Leslie Berestein Rojas Immigration and Emerging Communities Reporter
Leslie Berestein Rojas is KPCC's Immigration and Emerging Communities Reporter.
An award-winning journalist with several years’ experience reporting on immigration issues, Berestein Rojas most recently covered immigration on the U.S.-Mexico border for the San Diego Union-Tribune. She has retraced the steps of migrants along desert smuggling trails, investigated immigrant detention contractors, and told the stories of families left behind in Mexico’s migrant-sending towns.
A native of Cuba raised in Los Angeles, Leslie has also written for Time, People, the Orange County Register and the Los Angeles Times. She has reported from Mexico, Central America and the Caribbean.
Stories by Leslie Berestein Rojas
Some hopeful immigrants in the Philippines and Mexico who are being sponsored by relatives must wait more than two decades to move to the U.S. legally.
While researching a "prequel" novel to Mario Puzo's "The Godfather," Virginia Tech English professor Ed Falco came across some disturbing bits of long-buried Italian American history.
The back-and-forth between the federal government and states over the federal Secure Communities immigration enforcement program goes back a long way, with controversy and confusion that began brewing shortly after the program first began rolling out in late 2008.
In the news this morning: New Egyptian president's Los Angeles ties, a fatal border shooting, states and the SB 1070 ruling, more

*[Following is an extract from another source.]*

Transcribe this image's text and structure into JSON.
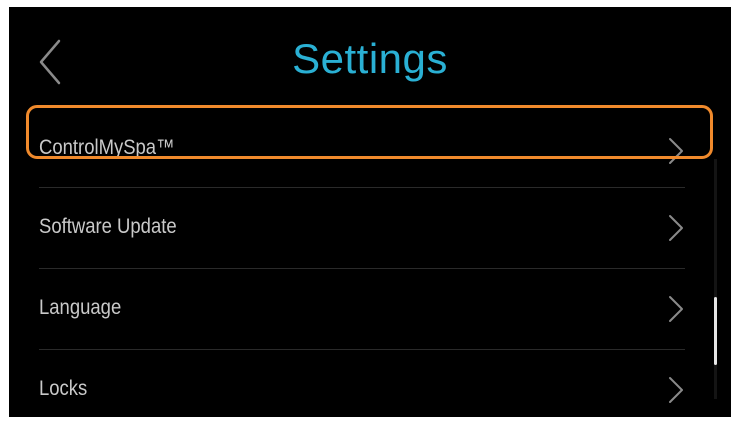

Egyptian President-Elect Has Ties To USC, CSUN - CBS Los Angeles Mohammed Morsi, Egypt's first democratically-elected president, reportedly received his Ph.D in engineering from the University of Southern California and was an assistant professor at Cal State Northridge in the early 1980s before he returned to Egypt.
As California lawmakers weigh limiting local cops' participation in the controversial immigration enforcement program, how much flexibility do states really have? Recent House testimony from a top immigration official discusses state and local roles.
A report released late last month by Pew Research Center on Asians becoming the nation’s fastest growing new immigrant group is still drawing reaction, not so much for what it reported, but for the complexities it didn't.
Of the 10 internment camps to which Japanese Americans were forcibly sent during World War II, perhaps the most familiar to Angelenos is Manzanar, the remains of which are still visible off U.
In the news this morning: States and the SB 1070 decision, deferred action-related scams feared, agents accused of smuggling, more
Plaintiffs argue Supreme Court's Arizona decision blunts Alabama immigration law - al.com Plaintiffs seeking to block Alabama's strict new anti-illegal immigration law are at odds with the state over how a recent U.
Posts of the week: Latino voters as independents, Secure Communities, the TRUST Act, Mexico's presidential election, more
It was one of those odd weeks with a holiday smack in the middle, but immigration news still happened. Especially in California, where the state Senate passed a controversial bill that would restrict the degree to which local and state cops cooperate with federal immigration agents.
A measure approved by the California Senate yesterday that some have nicknamed the "anti-Arizona" bill has made headlines today. But some of these have been more confusing than others, so it's time for a brief dissection of what's known as the TRUST Act.
A CNN guest opinion essay yesterday titled "Why 'illegal immigrant' is a slur," written by Latino marketing guru Charles Garcia, generated thousands of comments and some high-profile rebuttals.
The bill proposes restricting which immigrants local and state cops can hold for federal immigration authorities, but doesn't shield undocumented immigrants.
In the news this morning: California 'anti-Arizona' bill passes in Senate, a reporter's personal immigration drama, immigrant inventors, mor
California's 'anti-Arizona' bill clears state Senate - Southern California Public Radio A bill known as the TRUST ACT passed in the California Senate yesterday. It would place limits on the cooperation of local and state law enforcement with federal immigration authorities.
A California measure dubbed by some as the "anti-Arizona" bill cleared the state Senate this afternoon by a vote of 21-13. Better known as TRUST Act, the bill proposes restricting who it is that law enforcement agencies can hold for deportation at the request of immigration officials.
So states the title of a CNN guest opinion piece this morning, written by Latino marketing guru Charles Garcia. While making clear that he believes it is, Garcia points out something interesting about the language in the U.